Haavik Lab

Research at the Haavik lab

Targeting proteins for the treatment of ADHD and ASD

Main content

The monoamines catecholamine and serotonin critically modulate neurophysiological functions affected in several neuropsychiatric disorders. They are synthesized by the enzymes

  • tyrosine hydroxylase,
  • tryptophan hydroxylase 1,
  • tryptophan hydroxylase 2,

collectively termed aromatic amino acid hydroxylases. They are the primary therapeutic targets for many human diseases within neurology and psychiatry. We have focused on characterizing TH and TPH. Both TH and TPH bind to 14-3-3 proteins, and their interactions are important for the activity of the hydroxylases and these proteins are therefore also a focus of our research.

Tyrosine Hydroxylase

Tyrosine hydroxylase catalyzes the rate limiting step in the synthesis of catecholamine neurotransmitters and hormones and is a marker for dopaminergic neurons. Our group is caracterizing the protein based on structure, function, regulation by phosporylation and binding partners, in particular 14-3-3 proteins. We have made an important contribution to the knowledge of how TH is being regulated by phosphorylation and its binding to 14-3-3 proteins.

Previous studies have shown that 14-3-3s are involved in regulation of tyrosine hydroxylase by increasing the activity of enzyme and inhibition of enzyme dephosphorylation but the clear mechanism of these regulations are not clear yet. We will investigate this further and how it can effect the dopaminergic pathway in the brain.

Publications from the project

Tryptophan Hydroxylase

Tryptophan Hydroxylase is the last member of the AAAH-family, consisting of two isoforms, TPH1 and TPH2. TPH1 is in the pineal gland and in the perifery, whereas TPH2 is the neuronal form. We have characterizes both forms based on solubility, activity, stability and regulation by phosphorylation.

TPH has been linked up to psychiatric disorders such as Bipolar disorder and ADHD, and it is important to know the characteristics of the enzyme to se the full effect of any mutation found in patients. We have so far characterized and analysed the effect of all known human mutations found in the TPH-gene. However, the link to psychiatric disorders is not yet clear and need to be investigated further.

Publications from the project

14-3-3 proteins

A family of conserved regulatory molecules that are expressed in all eukaryotic cells. 14-3-3 proteins have the ability to bind a multitude of functionally diverse signaling proteins, including TH and TPH.

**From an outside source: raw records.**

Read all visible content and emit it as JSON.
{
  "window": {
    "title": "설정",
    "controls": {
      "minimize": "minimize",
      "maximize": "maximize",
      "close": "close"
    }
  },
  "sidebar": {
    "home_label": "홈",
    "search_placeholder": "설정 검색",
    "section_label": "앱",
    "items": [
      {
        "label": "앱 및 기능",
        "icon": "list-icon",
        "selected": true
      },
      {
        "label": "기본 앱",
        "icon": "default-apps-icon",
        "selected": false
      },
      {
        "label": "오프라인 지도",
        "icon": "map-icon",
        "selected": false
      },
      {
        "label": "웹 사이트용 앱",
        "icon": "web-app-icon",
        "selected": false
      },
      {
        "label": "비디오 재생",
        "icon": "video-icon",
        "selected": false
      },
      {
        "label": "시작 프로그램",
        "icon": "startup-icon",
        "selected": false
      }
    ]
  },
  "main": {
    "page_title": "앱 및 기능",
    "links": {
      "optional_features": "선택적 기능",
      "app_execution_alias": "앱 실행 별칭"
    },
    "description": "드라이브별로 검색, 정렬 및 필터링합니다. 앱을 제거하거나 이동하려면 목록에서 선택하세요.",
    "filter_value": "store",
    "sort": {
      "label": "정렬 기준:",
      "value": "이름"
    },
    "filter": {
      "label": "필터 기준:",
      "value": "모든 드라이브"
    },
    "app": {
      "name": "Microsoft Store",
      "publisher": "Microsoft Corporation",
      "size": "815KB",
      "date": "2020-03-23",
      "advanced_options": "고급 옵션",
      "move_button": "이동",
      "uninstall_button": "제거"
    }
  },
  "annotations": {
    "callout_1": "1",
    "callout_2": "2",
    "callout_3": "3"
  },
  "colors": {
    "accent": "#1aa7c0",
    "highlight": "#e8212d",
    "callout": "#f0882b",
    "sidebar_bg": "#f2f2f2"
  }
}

We have shown that 14-3-3 proteins bind to both TH and TPH and increase and stabilize the activity of  the enzymes. They are therefore important in the biosynthesis of both dopamine and serotonin.

We are also exploring the interactions between these genes in Norwegian patients with adult ADHD. We found that polymorphisms in the YWHA-genes (coding for 14-3-3 proteins) and their targets may exert a cumulative effect in ADHD.

Publications from the project


Altered levels of the amino acid taurine have been reported in ADHD and autism. The related amino acid β-alanine, generated from aspartate, and its dipeptide derivative carnosine have also been proposed to have many health benefits.

We have expanded the knowledge for taurine and beta-alanine by providing new fundamental insights into the biosynthesis of these amino acids and their derivatives in mice and man, in particular regarding the roles of the biosynthetic enzymes CSAD and GADL1 at the cellular and organ level and determine their expression levels during pre/postnatal development.


Structure and substrate specifity determinants of the taurine biosynthetic enzyme cysteine sulphinic acid decarboxylase

GADL1 is a multifunctional decarboxylase with tissue-specific roles in β-alanine and carnosine production

Mammalian CSAD and GADL1 have distinct biochemical properties and patterns of brain expression

Structure of the mouse acidic amino acid decarboxylase GADL1.